In computing a "tunnel" is where a remote service or computer, that would otherwise not be accessible, is made available to a local network.
The example that most people are familiar with is the Virtual Private Network or VPN. This allows you to "tunnel" from you workplace network into another remote network via a secure tunnel. However a VPN is not always required and in fact may provide too much access to the remote network creating a security risk.
Let's say there is a web server running at a remote plant that I wish to access. I could use a VPN, but this is overkill and creates an unnecessary link between my local network and the remote one. If my laptop has a virus then I have now put my remote secure network at risk. Instead I want to access ONLY the web server, not the entire network. This is where the Ardexa TUNNEL feature can help.
The Ardexa TUNNEL is a "port-to-port" connection, meaning that the two networks are never directly connected, therefore, there is no chance of a virus slipping into your secure network. Any TCP-based protocol can be tunnelled and all remote access can be restricted by user, port and/or remote host (IP address).
Examples of supported protocols include:

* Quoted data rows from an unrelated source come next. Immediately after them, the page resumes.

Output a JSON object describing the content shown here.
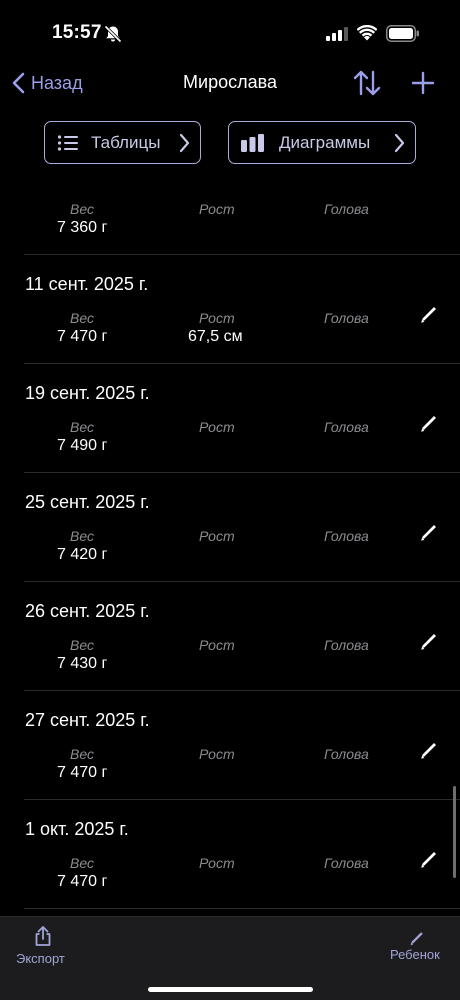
{
  "status_bar": {
    "time": "15:57",
    "icons": [
      "bell-slash-icon",
      "cellular-signal-icon",
      "wifi-icon",
      "battery-icon"
    ]
  },
  "nav": {
    "back_label": "Назад",
    "title": "Мирослава",
    "sort_icon": "sort-arrows-icon",
    "add_icon": "plus-icon"
  },
  "segments": {
    "tables_label": "Таблицы",
    "charts_label": "Диаграммы"
  },
  "columns": {
    "weight": "Вес",
    "height": "Рост",
    "head": "Голова"
  },
  "records": [
    {
      "date": "",
      "weight": "7 360 г",
      "height": "",
      "head": ""
    },
    {
      "date": "11 сент. 2025 г.",
      "weight": "7 470 г",
      "height": "67,5 см",
      "head": ""
    },
    {
      "date": "19 сент. 2025 г.",
      "weight": "7 490 г",
      "height": "",
      "head": ""
    },
    {
      "date": "25 сент. 2025 г.",
      "weight": "7 420 г",
      "height": "",
      "head": ""
    },
    {
      "date": "26 сент. 2025 г.",
      "weight": "7 430 г",
      "height": "",
      "head": ""
    },
    {
      "date": "27 сент. 2025 г.",
      "weight": "7 470 г",
      "height": "",
      "head": ""
    },
    {
      "date": "1 окт. 2025 г.",
      "weight": "7 470 г",
      "height": "",
      "head": ""
    }
  ],
  "tab_bar": {
    "export_label": "Экспорт",
    "child_label": "Ребенок"
  },
  "colors": {
    "background": "#000000",
    "accent": "#9b9ee8",
    "tab_bar": "#1c1c1e",
    "muted_label": "#8b8b90"
  }
}
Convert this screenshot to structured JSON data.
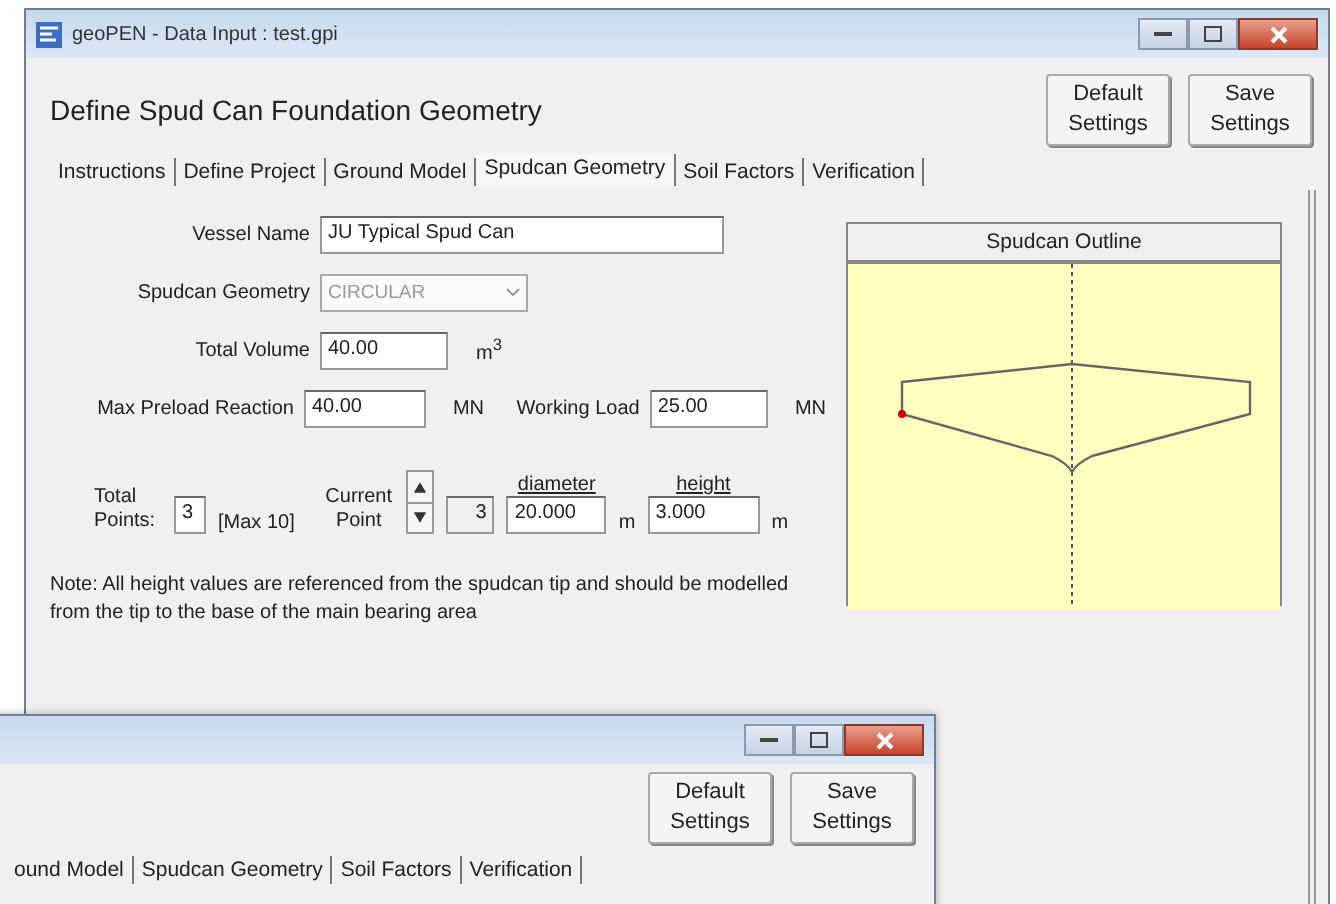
{
  "window": {
    "title": "geoPEN - Data Input : test.gpi"
  },
  "heading": "Define Spud Can Foundation Geometry",
  "buttons": [
    "Default Settings",
    "Save Settings"
  ],
  "tabs": [
    {
      "label": "Instructions",
      "selected": false
    },
    {
      "label": "Define Project",
      "selected": false
    },
    {
      "label": "Ground Model",
      "selected": false
    },
    {
      "label": "Spudcan Geometry",
      "selected": true
    },
    {
      "label": "Soil Factors",
      "selected": false
    },
    {
      "label": "Verification",
      "selected": false
    }
  ],
  "form": {
    "vessel_name": {
      "label": "Vessel Name",
      "value": "JU Typical Spud Can"
    },
    "spudcan_geometry": {
      "label": "Spudcan Geometry",
      "value": "CIRCULAR",
      "disabled": true
    },
    "total_volume": {
      "label": "Total Volume",
      "value": "40.00",
      "unit": "m$^{3}$"
    },
    "max_preload": {
      "label": "Max Preload Reaction",
      "value": "40.00",
      "unit": "MN"
    },
    "working_load": {
      "label": "Working Load",
      "value": "25.00",
      "unit": "MN"
    }
  },
  "points": {
    "total_label": "Total Points:",
    "total_value": "3",
    "max": "[Max 10]",
    "current_label": "Current Point",
    "current_value": "3",
    "diameter_label": "diameter",
    "diameter_value": "20.000",
    "diameter_unit": "m",
    "height_label": "height",
    "height_value": "3.000",
    "height_unit": "m"
  },
  "note": "Note: All height values are referenced from the spudcan tip and should be modelled from the tip to the base of the main bearing area",
  "outline": {
    "title": "Spudcan Outline"
  },
  "second_window": {
    "buttons": [
      "Default Settings",
      "Save Settings"
    ],
    "tabs": [
      {
        "label": "ound Model",
        "selected": false
      },
      {
        "label": "Spudcan Geometry",
        "selected": false
      },
      {
        "label": "Soil Factors",
        "selected": false
      },
      {
        "label": "Verification",
        "selected": false
      }
    ]
  }
}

- HTTP (web)
- HTTPS (secure web)
- RDP (Windows Remote Desktop)
- Modbus TCP
- OPC UA